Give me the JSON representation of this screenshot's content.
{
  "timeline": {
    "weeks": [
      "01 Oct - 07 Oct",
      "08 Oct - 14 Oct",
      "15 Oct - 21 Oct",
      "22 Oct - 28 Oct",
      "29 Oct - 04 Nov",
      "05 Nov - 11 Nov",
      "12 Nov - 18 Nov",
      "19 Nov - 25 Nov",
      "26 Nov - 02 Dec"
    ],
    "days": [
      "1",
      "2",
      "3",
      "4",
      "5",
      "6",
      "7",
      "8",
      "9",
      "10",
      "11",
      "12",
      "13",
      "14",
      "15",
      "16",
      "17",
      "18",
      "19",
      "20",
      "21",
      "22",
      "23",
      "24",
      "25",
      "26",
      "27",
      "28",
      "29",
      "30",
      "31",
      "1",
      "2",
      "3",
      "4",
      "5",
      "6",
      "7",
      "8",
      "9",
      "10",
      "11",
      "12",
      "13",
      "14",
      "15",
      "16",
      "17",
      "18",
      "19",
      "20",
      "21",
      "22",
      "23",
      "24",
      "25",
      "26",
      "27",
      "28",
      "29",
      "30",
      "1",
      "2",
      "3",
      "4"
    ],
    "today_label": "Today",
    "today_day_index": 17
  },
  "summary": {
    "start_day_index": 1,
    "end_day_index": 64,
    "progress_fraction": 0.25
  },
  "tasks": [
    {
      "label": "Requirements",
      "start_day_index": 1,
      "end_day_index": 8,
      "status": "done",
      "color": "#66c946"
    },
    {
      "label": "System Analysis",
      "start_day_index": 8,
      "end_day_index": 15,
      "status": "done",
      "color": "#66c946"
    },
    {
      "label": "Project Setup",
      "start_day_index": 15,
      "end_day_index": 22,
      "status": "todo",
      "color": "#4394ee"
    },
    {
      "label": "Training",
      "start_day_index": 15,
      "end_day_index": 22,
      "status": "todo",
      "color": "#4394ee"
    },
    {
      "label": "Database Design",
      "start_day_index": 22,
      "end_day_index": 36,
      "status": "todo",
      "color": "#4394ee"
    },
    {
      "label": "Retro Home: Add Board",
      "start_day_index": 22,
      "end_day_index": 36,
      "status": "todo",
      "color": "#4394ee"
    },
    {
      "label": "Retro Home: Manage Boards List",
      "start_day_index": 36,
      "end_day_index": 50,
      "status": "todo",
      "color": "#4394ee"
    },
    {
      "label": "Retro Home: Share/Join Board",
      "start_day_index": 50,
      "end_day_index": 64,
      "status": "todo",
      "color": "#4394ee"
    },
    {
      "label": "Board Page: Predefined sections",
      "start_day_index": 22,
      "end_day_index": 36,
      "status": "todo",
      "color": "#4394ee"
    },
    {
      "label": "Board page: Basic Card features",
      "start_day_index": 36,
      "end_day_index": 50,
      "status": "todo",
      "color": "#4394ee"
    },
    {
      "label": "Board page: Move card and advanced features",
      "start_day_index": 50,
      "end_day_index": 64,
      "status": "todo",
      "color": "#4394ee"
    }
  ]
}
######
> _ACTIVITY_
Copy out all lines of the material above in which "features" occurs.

> _SOLUTION TO THIS PROBLEM_
      "label": "Board page: Basic Card features",
      "label": "Board page: Move card and advanced features",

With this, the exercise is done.